**Directions**
Restate all the data word for word, leaving nothing out.

Top of Source data

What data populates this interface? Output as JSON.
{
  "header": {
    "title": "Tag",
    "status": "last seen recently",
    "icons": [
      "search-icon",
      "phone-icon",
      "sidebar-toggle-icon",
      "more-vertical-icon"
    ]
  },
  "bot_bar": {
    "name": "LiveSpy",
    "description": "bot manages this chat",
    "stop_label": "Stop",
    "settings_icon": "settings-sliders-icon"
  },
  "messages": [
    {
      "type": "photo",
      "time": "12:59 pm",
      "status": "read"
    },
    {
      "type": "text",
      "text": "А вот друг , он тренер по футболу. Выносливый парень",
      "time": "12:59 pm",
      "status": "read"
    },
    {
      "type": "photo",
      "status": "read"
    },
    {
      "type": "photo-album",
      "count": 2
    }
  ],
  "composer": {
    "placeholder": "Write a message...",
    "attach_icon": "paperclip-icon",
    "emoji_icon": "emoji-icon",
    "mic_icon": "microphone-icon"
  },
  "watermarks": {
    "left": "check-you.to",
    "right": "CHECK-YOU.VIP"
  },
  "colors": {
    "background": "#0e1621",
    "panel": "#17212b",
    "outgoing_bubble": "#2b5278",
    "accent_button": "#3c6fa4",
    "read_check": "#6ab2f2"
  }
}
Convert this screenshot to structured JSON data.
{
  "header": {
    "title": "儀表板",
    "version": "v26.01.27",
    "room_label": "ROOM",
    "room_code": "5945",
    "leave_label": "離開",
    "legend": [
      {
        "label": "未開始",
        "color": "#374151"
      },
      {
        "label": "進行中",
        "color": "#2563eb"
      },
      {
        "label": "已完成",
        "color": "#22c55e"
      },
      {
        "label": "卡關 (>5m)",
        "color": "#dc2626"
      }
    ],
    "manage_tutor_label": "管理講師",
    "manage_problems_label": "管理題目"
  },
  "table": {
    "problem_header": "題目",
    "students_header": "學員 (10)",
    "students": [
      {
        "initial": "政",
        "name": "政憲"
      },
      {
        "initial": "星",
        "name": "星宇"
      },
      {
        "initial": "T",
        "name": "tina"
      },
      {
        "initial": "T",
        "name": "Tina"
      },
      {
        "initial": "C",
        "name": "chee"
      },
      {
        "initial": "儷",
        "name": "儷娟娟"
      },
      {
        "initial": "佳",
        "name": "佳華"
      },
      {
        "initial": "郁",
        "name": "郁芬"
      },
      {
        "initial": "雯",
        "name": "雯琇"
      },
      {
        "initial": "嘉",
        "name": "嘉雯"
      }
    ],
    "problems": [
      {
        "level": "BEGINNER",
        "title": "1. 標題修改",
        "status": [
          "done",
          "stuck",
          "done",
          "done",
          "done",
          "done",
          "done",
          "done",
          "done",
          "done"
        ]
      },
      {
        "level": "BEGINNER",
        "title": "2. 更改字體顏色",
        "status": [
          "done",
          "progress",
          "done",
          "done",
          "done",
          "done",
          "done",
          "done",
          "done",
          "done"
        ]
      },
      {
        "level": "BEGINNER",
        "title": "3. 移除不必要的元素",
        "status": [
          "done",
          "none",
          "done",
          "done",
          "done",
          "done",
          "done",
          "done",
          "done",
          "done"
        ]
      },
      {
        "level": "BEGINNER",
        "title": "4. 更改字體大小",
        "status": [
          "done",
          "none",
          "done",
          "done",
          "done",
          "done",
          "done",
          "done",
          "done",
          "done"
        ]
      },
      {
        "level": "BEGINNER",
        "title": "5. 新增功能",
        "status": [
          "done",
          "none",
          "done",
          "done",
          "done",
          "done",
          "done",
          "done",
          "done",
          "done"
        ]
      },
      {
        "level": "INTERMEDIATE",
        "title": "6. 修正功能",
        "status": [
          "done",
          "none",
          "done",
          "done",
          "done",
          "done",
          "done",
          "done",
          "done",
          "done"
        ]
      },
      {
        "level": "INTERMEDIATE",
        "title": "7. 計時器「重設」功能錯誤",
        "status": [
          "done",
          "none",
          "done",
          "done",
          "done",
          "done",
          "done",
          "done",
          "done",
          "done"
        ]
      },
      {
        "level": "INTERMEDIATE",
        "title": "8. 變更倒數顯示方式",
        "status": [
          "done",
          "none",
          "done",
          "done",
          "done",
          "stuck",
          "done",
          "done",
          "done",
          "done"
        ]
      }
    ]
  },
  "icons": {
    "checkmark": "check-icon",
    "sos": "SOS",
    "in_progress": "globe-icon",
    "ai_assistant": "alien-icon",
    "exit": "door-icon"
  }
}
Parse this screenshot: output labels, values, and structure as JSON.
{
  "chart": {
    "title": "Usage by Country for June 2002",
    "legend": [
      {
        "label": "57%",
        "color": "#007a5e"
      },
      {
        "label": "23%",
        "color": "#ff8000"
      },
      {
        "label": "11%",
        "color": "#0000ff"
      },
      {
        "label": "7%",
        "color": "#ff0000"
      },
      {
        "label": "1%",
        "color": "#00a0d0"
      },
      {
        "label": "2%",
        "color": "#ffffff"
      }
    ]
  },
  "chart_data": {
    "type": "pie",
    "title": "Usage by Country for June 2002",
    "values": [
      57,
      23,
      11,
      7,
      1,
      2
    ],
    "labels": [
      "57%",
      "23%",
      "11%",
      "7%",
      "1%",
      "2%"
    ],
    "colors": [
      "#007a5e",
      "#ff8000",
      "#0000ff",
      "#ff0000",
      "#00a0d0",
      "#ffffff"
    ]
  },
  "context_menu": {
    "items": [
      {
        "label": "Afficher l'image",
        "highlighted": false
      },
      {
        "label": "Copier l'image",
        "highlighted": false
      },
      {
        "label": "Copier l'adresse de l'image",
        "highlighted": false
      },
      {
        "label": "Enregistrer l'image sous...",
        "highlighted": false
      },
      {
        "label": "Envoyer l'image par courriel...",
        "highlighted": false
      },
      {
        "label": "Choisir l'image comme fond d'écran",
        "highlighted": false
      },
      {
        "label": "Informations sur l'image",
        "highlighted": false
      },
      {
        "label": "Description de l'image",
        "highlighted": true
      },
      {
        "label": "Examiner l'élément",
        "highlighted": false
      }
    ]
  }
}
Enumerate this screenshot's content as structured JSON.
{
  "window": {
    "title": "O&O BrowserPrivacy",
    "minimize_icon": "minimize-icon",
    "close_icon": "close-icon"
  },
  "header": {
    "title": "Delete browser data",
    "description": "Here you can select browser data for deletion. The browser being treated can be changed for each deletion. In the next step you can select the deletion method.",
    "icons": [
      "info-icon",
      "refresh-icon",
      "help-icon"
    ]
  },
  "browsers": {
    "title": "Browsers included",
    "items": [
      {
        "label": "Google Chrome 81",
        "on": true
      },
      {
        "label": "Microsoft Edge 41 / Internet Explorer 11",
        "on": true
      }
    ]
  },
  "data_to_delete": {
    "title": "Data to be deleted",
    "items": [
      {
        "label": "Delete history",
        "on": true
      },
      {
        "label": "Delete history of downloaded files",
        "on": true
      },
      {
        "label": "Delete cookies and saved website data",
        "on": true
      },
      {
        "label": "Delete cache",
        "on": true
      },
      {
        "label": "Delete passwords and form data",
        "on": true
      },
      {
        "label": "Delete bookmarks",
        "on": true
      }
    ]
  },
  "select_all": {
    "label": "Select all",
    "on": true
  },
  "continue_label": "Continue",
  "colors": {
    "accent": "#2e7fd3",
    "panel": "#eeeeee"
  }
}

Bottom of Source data

**Result**
What data populates this interface? Output as JSON.
{
  "header": {
    "title": "Tag",
    "status": "last seen recently",
    "icons": [
      "search-icon",
      "phone-icon",
      "sidebar-toggle-icon",
      "more-vertical-icon"
    ]
  },
  "bot_bar": {
    "name": "LiveSpy",
    "description": "bot manages this chat",
    "stop_label": "Stop",
    "settings_icon": "settings-sliders-icon"
  },
  "messages": [
    {
      "type": "photo",
      "time": "12:59 pm",
      "status": "read"
    },
    {
      "type": "text",
      "text": "А вот друг , он тренер по футболу. Выносливый парень",
      "time": "12:59 pm",
      "status": "read"
    },
    {
      "type": "photo",
      "status": "read"
    },
    {
      "type": "photo-album",
      "count": 2
    }
  ],
  "composer": {
    "placeholder": "Write a message...",
    "attach_icon": "paperclip-icon",
    "emoji_icon": "emoji-icon",
    "mic_icon": "microphone-icon"
  },
  "watermarks": {
    "left": "check-you.to",
    "right": "CHECK-YOU.VIP"
  },
  "colors": {
    "background": "#0e1621",
    "panel": "#17212b",
    "outgoing_bubble": "#2b5278",
    "accent_button": "#3c6fa4",
    "read_check": "#6ab2f2"
  }
}
Convert this screenshot to structured JSON data.
{
  "header": {
    "title": "儀表板",
    "version": "v26.01.27",
    "room_label": "ROOM",
    "room_code": "5945",
    "leave_label": "離開",
    "legend": [
      {
        "label": "未開始",
        "color": "#374151"
      },
      {
        "label": "進行中",
        "color": "#2563eb"
      },
      {
        "label": "已完成",
        "color": "#22c55e"
      },
      {
        "label": "卡關 (>5m)",
        "color": "#dc2626"
      }
    ],
    "manage_tutor_label": "管理講師",
    "manage_problems_label": "管理題目"
  },
  "table": {
    "problem_header": "題目",
    "students_header": "學員 (10)",
    "students": [
      {
        "initial": "政",
        "name": "政憲"
      },
      {
        "initial": "星",
        "name": "星宇"
      },
      {
        "initial": "T",
        "name": "tina"
      },
      {
        "initial": "T",
        "name": "Tina"
      },
      {
        "initial": "C",
        "name": "chee"
      },
      {
        "initial": "儷",
        "name": "儷娟娟"
      },
      {
        "initial": "佳",
        "name": "佳華"
      },
      {
        "initial": "郁",
        "name": "郁芬"
      },
      {
        "initial": "雯",
        "name": "雯琇"
      },
      {
        "initial": "嘉",
        "name": "嘉雯"
      }
    ],
    "problems": [
      {
        "level": "BEGINNER",
        "title": "1. 標題修改",
        "status": [
          "done",
          "stuck",
          "done",
          "done",
          "done",
          "done",
          "done",
          "done",
          "done",
          "done"
        ]
      },
      {
        "level": "BEGINNER",
        "title": "2. 更改字體顏色",
        "status": [
          "done",
          "progress",
          "done",
          "done",
          "done",
          "done",
          "done",
          "done",
          "done",
          "done"
        ]
      },
      {
        "level": "BEGINNER",
        "title": "3. 移除不必要的元素",
        "status": [
          "done",
          "none",
          "done",
          "done",
          "done",
          "done",
          "done",
          "done",
          "done",
          "done"
        ]
      },
      {
        "level": "BEGINNER",
        "title": "4. 更改字體大小",
        "status": [
          "done",
          "none",
          "done",
          "done",
          "done",
          "done",
          "done",
          "done",
          "done",
          "done"
        ]
      },
      {
        "level": "BEGINNER",
        "title": "5. 新增功能",
        "status": [
          "done",
          "none",
          "done",
          "done",
          "done",
          "done",
          "done",
          "done",
          "done",
          "done"
        ]
      },
      {
        "level": "INTERMEDIATE",
        "title": "6. 修正功能",
        "status": [
          "done",
          "none",
          "done",
          "done",
          "done",
          "done",
          "done",
          "done",
          "done",
          "done"
        ]
      },
      {
        "level": "INTERMEDIATE",
        "title": "7. 計時器「重設」功能錯誤",
        "status": [
          "done",
          "none",
          "done",
          "done",
          "done",
          "done",
          "done",
          "done",
          "done",
          "done"
        ]
      },
      {
        "level": "INTERMEDIATE",
        "title": "8. 變更倒數顯示方式",
        "status": [
          "done",
          "none",
          "done",
          "done",
          "done",
          "stuck",
          "done",
          "done",
          "done",
          "done"
        ]
      }
    ]
  },
  "icons": {
    "checkmark": "check-icon",
    "sos": "SOS",
    "in_progress": "globe-icon",
    "ai_assistant": "alien-icon",
    "exit": "door-icon"
  }
}
Parse this screenshot: output labels, values, and structure as JSON.
{
  "chart": {
    "title": "Usage by Country for June 2002",
    "legend": [
      {
        "label": "57%",
        "color": "#007a5e"
      },
      {
        "label": "23%",
        "color": "#ff8000"
      },
      {
        "label": "11%",
        "color": "#0000ff"
      },
      {
        "label": "7%",
        "color": "#ff0000"
      },
      {
        "label": "1%",
        "color": "#00a0d0"
      },
      {
        "label": "2%",
        "color": "#ffffff"
      }
    ]
  },
  "chart_data": {
    "type": "pie",
    "title": "Usage by Country for June 2002",
    "values": [
      57,
      23,
      11,
      7,
      1,
      2
    ],
    "labels": [
      "57%",
      "23%",
      "11%",
      "7%",
      "1%",
      "2%"
    ],
    "colors": [
      "#007a5e",
      "#ff8000",
      "#0000ff",
      "#ff0000",
      "#00a0d0",
      "#ffffff"
    ]
  },
  "context_menu": {
    "items": [
      {
        "label": "Afficher l'image",
        "highlighted": false
      },
      {
        "label": "Copier l'image",
        "highlighted": false
      },
      {
        "label": "Copier l'adresse de l'image",
        "highlighted": false
      },
      {
        "label": "Enregistrer l'image sous...",
        "highlighted": false
      },
      {
        "label": "Envoyer l'image par courriel...",
        "highlighted": false
      },
      {
        "label": "Choisir l'image comme fond d'écran",
        "highlighted": false
      },
      {
        "label": "Informations sur l'image",
        "highlighted": false
      },
      {
        "label": "Description de l'image",
        "highlighted": true
      },
      {
        "label": "Examiner l'élément",
        "highlighted": false
      }
    ]
  }
}
Enumerate this screenshot's content as structured JSON.
{
  "window": {
    "title": "O&O BrowserPrivacy",
    "minimize_icon": "minimize-icon",
    "close_icon": "close-icon"
  },
  "header": {
    "title": "Delete browser data",
    "description": "Here you can select browser data for deletion. The browser being treated can be changed for each deletion. In the next step you can select the deletion method.",
    "icons": [
      "info-icon",
      "refresh-icon",
      "help-icon"
    ]
  },
  "browsers": {
    "title": "Browsers included",
    "items": [
      {
        "label": "Google Chrome 81",
        "on": true
      },
      {
        "label": "Microsoft Edge 41 / Internet Explorer 11",
        "on": true
      }
    ]
  },
  "data_to_delete": {
    "title": "Data to be deleted",
    "items": [
      {
        "label": "Delete history",
        "on": true
      },
      {
        "label": "Delete history of downloaded files",
        "on": true
      },
      {
        "label": "Delete cookies and saved website data",
        "on": true
      },
      {
        "label": "Delete cache",
        "on": true
      },
      {
        "label": "Delete passwords and form data",
        "on": true
      },
      {
        "label": "Delete bookmarks",
        "on": true
      }
    ]
  },
  "select_all": {
    "label": "Select all",
    "on": true
  },
  "continue_label": "Continue",
  "colors": {
    "accent": "#2e7fd3",
    "panel": "#eeeeee"
  }
}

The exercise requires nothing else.